The pandemic has come as an eye-opener for the entire world and has changed the lives of many forever. Socioeconomic turmoil and hardships caused by the pandemic are hard to define. From a global health crisis to deep economic turmoil, the impact of the pandemic on jobs and incomes has been unprecedented.
In India, the economic consequences of the pandemic have been staggering for different sections of society. Many of those with limited means and protection, such as workers in informal employment, have severely suffered the consequences of this crisis. Nationwide lockdown and sealing of inter-state and international borders to control the pandemic triggered reverse migration of informal migrant workers back to the countryside.
According to a report by the Centre for Monitoring Indian Economy (CMIE), employment shrunk by a massive 30 per cent in April 2020. Even when Covid-19 cases declined and mobility restrictions eased in June 2021, the recovery in labour markets remains uncovered. The recovery in June notwithstanding, job losses compared to January 2021 was of the order of 17 million, states the report.

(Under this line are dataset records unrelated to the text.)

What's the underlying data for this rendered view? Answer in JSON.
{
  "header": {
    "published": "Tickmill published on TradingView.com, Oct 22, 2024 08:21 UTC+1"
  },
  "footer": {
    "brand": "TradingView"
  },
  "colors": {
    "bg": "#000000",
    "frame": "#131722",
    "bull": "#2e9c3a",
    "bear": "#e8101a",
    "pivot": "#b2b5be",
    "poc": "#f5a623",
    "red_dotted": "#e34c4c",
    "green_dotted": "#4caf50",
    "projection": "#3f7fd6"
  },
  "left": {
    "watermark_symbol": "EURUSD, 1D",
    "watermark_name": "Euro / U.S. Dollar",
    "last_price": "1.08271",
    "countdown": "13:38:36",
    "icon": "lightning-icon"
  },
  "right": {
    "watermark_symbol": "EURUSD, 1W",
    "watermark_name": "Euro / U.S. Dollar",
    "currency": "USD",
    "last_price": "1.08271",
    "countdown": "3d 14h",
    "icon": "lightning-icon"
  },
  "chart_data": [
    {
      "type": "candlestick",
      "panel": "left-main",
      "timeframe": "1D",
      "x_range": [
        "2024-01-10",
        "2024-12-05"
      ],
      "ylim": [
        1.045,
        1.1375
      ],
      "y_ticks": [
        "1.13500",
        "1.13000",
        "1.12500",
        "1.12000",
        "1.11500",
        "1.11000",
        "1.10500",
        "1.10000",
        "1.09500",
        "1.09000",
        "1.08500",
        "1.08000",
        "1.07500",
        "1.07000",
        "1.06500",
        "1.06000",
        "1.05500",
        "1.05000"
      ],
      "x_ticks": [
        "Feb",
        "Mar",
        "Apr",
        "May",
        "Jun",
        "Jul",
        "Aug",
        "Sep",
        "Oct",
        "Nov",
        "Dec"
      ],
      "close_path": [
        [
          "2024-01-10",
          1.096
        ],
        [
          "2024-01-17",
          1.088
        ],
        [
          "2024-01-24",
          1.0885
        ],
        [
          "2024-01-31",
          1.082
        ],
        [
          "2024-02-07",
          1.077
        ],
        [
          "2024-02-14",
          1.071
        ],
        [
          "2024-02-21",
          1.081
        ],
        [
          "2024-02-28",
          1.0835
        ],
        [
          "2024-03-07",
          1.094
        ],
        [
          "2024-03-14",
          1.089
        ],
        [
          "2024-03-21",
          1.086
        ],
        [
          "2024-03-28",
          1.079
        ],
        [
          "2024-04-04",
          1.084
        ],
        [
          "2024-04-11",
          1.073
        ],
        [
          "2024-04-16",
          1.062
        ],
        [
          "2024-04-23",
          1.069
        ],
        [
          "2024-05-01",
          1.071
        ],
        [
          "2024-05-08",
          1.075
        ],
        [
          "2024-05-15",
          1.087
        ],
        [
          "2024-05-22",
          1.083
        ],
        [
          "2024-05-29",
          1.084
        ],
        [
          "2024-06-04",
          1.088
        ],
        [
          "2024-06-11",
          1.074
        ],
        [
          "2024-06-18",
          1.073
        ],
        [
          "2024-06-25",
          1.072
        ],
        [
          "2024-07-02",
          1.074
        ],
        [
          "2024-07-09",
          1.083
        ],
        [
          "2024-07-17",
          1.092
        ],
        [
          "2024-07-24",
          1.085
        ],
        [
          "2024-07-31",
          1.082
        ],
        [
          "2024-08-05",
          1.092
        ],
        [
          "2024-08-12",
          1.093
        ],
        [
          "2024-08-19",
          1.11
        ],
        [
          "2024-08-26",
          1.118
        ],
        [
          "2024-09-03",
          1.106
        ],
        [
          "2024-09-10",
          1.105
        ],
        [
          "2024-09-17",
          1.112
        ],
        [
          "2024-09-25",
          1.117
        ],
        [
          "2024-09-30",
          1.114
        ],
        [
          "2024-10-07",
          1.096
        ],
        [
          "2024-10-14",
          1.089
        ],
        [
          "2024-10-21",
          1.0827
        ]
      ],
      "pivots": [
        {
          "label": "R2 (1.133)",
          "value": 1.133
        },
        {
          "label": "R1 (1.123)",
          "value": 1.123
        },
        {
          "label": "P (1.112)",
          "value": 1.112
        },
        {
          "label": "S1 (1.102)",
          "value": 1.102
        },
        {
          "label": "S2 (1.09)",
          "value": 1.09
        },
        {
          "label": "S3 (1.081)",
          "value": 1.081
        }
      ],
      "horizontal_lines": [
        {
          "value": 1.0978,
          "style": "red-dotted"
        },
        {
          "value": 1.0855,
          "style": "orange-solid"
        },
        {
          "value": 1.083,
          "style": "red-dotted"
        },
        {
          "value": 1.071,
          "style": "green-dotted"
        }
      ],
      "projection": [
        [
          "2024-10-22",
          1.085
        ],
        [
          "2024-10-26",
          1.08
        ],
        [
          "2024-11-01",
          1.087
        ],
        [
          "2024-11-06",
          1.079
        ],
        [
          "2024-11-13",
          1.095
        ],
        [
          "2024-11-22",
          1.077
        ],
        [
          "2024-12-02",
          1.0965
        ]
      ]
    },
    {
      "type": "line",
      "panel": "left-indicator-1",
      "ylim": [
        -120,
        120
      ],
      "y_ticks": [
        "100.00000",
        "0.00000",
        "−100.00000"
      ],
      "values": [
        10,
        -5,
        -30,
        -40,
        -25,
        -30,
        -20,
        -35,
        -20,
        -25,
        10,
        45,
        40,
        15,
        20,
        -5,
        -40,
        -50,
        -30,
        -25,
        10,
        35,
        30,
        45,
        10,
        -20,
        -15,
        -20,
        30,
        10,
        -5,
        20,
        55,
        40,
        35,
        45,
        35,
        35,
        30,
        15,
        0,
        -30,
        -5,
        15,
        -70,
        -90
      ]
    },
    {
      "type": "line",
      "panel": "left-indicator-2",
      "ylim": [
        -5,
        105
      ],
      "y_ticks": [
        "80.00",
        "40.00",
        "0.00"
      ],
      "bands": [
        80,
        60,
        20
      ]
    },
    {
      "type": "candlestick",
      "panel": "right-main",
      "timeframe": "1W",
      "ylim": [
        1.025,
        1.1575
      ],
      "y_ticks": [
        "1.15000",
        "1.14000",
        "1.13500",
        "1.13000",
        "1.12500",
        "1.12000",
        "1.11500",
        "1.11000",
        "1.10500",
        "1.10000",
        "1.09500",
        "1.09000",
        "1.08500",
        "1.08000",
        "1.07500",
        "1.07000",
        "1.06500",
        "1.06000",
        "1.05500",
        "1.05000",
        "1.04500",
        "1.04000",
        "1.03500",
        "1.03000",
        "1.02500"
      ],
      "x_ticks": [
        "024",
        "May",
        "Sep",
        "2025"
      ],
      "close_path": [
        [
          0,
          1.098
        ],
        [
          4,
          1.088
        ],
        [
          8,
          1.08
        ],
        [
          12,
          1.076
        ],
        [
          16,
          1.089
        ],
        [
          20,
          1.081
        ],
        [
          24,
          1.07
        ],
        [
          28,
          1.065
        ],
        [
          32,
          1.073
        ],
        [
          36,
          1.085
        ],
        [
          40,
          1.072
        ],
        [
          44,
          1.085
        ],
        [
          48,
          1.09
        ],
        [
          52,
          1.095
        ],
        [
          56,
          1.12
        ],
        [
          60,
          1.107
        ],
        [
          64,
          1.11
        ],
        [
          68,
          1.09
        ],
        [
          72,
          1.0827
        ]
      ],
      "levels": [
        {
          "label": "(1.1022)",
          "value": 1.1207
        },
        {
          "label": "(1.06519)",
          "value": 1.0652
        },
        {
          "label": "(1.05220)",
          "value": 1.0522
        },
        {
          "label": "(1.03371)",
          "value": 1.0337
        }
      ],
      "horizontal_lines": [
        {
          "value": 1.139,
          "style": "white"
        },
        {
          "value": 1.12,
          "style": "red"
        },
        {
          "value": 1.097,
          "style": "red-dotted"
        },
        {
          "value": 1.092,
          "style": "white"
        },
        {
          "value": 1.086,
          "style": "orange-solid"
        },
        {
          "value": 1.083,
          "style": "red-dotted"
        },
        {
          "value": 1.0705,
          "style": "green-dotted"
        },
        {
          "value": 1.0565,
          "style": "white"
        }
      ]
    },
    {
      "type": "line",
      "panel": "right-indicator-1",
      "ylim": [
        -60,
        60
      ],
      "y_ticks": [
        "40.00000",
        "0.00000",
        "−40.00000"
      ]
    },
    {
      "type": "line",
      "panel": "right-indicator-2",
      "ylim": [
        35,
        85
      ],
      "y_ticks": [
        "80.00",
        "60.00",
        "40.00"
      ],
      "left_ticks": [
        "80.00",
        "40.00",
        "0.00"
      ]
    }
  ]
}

The impact of the pandemic on society is a long-lasting one and something which is not easy to measure. The new challenges arising from the pandemic have affected the progress on SDGs. The overarching aim “leave no one behind” announced during the adoption of 17 SDGs by United Nations Member States in September 2015 seems to be under threat by the current growing inequalities. It will require renewed enthusiasm and approach to enact in principle the 17 SDGs.
SDG-8 and Indian agriculture: Agriculture and allied activities account for about 20 per cent of India’s GDP as per the Economic Survey 2020-2021. Around 41.49 per cent of Indian population found employment in agricultural activities as per the World Bank collection of development indicators. It is for the first time in the last 17 years that the share of agriculture in GDP has reached almost 20 per cent, making it a redeeming feature in GDP performance during 2020-21. Given its huge contribution to the Indian economy and the number of people associated with it, agriculture and its allied sectors are critical for achieving the SDG-8 of Decent Work & Economic Growth.
Primary food processing as an avenue for growth Every farm produce requires some form of basic processing such as drying, shelling, milling, grinding, etc. This form of processing is known as primary processing. Rice mills, flour mills, and pulse mills, fall under this category.
Primary Food Processing (PFP) is the first value addition to a crop and a substantial share of food grains undergo primary level processing such as hulling, milling, grinding, etc. before getting consumed. In India, where the consumption of processed food is still at a nascent stage, primary food is the most common form of food processing, and a large chunk of food grains are consumed just after primary processing.
It is a significant first step in the food value chain and therefore every effort should be made for the promotion of the PFP industry. It is one industry that can generate employment directly at the farm gate and can help in raising farmers’ income. Through primary food processing, farmers can realise a higher value for their produce as the value of a finished product is always higher than a raw product.